Text by Ben McKernan & Vanessa Nunes
Barney Bubbles (b. 1942 - d. 1983), was one of the key figures in design world during the 70’s and 80’s creating both beautiful and original albums covers that had a huge influence on how people thought about album art. In spite of his prolific output, he managed to remain both illusive and enigmatic throughout his career. One reason for this was that design in the music business was still in it’s its formative years and its influence and significance had really not been established yet. Today a medium all in its own, design itself lacked a sense of ‘history’ and narrative. But Barney Bubbles is also to be held somewhat accountable: not only did he refuse to sign his work, his name was another way for him to underline his desire for anonymity. Born as Colin Fulcher, Barney assumed his alter ego whilst traveling and working in San Francisco in the late 60’s creating psychedelic light shows using bubbles.
After studying at Twickenham College of Art, Colin Fulcher landed a job at the then prestigious Conran Design Group in 1965. At 23 years old, he cut his teeth at projects like the catalogue for the Habitat homeware stores and the D&AD exhibitions. In spite of a bright future in commercial design, Fulcher left all that behind to join London’s underground scene.
He started to collaborate with indie magazines Oz and Friends (later Frendz). Existence is Happiness, the foldout poster that Bubbles designed for Oz’s 12th issue (1968), shows bold blocks of color together with highly decorative images. An example of his love of appropriation and reinterpretation brings together influences of Pop Art as well as Art Nouveau.
It was during this period that Bubbles met Hawkwind, for whom he designed the cover for In Search of Space (1971). Although this early work is to be considered a precursor to his more influential post-punk design, In search of Space is a masterpiece of what can be termed a ‘Gesamtkunstwerk’, or a total work of art. A hawk-shaped, two dimensional spaceship design that opens to reveal a poster layout with the band’s portraits. It was an amazingly ambitious design. Although the general concept for the album art came from Hawkwind, they gave Bubbles full freedom, and he acted upon it by taking control over the band’s visuals, applying his motifs everywhere from their communications materials to their equipment. Unrestricted by the physical space of the record sleeve, he created a cohesive and unified picture that translated the bands own mythology.

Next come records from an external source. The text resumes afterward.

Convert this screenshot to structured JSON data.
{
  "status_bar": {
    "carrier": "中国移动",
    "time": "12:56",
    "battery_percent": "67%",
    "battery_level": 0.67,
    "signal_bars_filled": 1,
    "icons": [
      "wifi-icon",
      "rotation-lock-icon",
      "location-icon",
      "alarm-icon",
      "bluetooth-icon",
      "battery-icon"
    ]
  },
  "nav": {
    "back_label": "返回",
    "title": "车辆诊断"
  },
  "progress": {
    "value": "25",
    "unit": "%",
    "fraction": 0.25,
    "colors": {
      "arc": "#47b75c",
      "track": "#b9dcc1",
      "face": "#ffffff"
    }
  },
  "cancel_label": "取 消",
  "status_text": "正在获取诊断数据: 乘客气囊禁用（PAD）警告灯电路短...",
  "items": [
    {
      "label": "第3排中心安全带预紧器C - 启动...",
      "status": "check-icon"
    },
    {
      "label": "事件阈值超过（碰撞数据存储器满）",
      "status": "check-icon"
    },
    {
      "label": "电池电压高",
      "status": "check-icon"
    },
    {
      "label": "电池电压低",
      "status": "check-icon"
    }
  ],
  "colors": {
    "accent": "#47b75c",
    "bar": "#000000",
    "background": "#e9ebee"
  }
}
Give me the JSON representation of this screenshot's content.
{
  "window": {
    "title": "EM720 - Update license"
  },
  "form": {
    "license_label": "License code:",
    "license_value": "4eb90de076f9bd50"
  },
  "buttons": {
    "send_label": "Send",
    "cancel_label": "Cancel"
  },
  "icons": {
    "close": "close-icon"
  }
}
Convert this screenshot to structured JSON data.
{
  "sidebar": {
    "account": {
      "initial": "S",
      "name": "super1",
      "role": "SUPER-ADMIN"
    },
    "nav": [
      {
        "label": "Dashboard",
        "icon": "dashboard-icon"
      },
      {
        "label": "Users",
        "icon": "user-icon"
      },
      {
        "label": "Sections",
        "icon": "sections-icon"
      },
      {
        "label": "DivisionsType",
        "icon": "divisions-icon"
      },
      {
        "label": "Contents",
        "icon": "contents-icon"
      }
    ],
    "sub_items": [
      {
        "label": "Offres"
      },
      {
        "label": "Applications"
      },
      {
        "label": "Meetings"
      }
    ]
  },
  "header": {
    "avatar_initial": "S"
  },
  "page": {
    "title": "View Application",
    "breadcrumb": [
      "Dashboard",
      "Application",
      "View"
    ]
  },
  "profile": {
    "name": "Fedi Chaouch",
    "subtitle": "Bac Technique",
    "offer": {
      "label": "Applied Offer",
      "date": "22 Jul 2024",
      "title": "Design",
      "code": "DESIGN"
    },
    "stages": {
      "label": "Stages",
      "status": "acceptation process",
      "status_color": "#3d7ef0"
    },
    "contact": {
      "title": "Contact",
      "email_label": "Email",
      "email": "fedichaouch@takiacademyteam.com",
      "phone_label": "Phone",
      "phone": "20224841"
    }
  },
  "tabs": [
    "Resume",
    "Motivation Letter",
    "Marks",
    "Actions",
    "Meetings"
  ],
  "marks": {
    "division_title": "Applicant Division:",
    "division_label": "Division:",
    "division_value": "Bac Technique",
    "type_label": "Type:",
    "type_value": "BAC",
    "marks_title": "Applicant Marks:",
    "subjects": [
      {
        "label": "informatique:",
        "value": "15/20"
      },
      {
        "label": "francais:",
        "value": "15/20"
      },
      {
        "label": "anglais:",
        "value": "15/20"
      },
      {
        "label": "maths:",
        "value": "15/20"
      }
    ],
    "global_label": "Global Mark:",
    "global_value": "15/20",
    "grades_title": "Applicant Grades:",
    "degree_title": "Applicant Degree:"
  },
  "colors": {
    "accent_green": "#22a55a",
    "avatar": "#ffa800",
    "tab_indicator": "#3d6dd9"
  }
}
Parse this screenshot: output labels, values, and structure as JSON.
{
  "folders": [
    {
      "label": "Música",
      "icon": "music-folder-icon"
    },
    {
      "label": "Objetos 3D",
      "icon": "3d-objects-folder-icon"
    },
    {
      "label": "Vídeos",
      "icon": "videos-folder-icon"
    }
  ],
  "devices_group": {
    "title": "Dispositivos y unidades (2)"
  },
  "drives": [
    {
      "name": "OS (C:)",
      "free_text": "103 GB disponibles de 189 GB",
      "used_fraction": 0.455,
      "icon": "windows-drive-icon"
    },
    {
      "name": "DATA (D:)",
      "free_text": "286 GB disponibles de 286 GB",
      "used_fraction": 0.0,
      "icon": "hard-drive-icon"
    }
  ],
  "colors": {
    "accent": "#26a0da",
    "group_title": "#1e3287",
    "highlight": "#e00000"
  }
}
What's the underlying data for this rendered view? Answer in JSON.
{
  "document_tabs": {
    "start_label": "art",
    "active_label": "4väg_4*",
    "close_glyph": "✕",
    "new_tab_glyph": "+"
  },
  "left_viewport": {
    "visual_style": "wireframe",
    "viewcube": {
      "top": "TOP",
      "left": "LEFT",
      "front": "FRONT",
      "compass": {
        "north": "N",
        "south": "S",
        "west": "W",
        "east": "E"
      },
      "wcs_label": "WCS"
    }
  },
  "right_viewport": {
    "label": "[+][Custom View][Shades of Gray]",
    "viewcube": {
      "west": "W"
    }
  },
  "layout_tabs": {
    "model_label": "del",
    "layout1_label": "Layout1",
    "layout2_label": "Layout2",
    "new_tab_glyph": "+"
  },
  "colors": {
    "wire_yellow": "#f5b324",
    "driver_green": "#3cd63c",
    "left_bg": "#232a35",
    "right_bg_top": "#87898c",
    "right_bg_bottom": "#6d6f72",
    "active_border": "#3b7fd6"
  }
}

Bubbles moved to Ireland around 1976 and took this opportunity to fill in the gaps of his Art History education by researching early twentieth-century art. Constructivism, Cubism, Dada, and anything else that caught his attention became a part of a renovated visual vocabulary.
Jake Riviera, a friend and co-founder of Stiff Records, begged him to return to London and offered him total control over his bands’ image. Bubbles was to follow him from Stiff to Radar and later on to F-Beat, always creating original artwork that had a perfect match in Post-punk’s urgency. In this setting Bubbles found a new home, leaving his hippie days behind and embracing the post punk scene.
The Damned’s 1977 album Music for Pleasure is an appropriation of Kandinsky with hidden portraits of the band members, while Generation X’s Your Generation makes a direct reference to the work of El-Lissitzky. Elvis Costello’s 1978 album This Year’s Model plays with design’s work process by showing CMYK color bars and an apparent misprint of the album’s name. There is a lack of preciousness and an energetic eclecticism that characterizes Bubbles designs. Not recognizing boundaries between high and low culture and always trying to merge them allowed him to avoid being pigeonholed, as was the case for many successful designers.
Looking back at Bubbles career, it is hard to understand why he did not wish to be recognized. Although the fans knew the covers, they were most likely unaware of the man behind these. A rare interview published in 1981 in The Face magazine sheds some light over the subject with Bubbles displaying a strong sense of professional ethics. As a designer he saw himself as an interpreter of his clients wishes: “I feel really strongly about what I do, that it is for other people, that’s why I don’t really like crediting myself on people’s albums – like you’ve got a Nick Lowe album, it’s a NICK LOWE’s album not a Barney Bubbles album!” When asked about the attitude of young designers who saw their work as Art, Bubbles expressed nothing but disappointment. “All that to me is highly suspect because you’ve got to wait, hear the music and meet the guys, and they tell you what they want and then it’s up to you to deliver that.”
In the last few years of his life, he did less and less work as a graphic designer and committed more time to working as an artist and painter. In his final years he had spent some time dealing with a nervous disorder and finally, in 1983, at 41 years old, Barney Bubbles decided to end his life. In many ways Bubbles modesty was a double-edged sword that allowed him to perpetually grow as a designer without getting pompous and never stale. Yet, it was also this modesty that allowed him to completely under sell and under promote himself and so allowing his contemporaries to take center stage.
With more recent attempts at wider recognition, his work has been included in exhibitions and retrospectives, press coverage and a book (Reasons to be Cheerful: The Life & Work of Barney Bubbles, Adelita, 2008). Although Barney Bubbles went to great lengths to make himself anonymous, we can see today how his designs keep influencing new waves of young designers.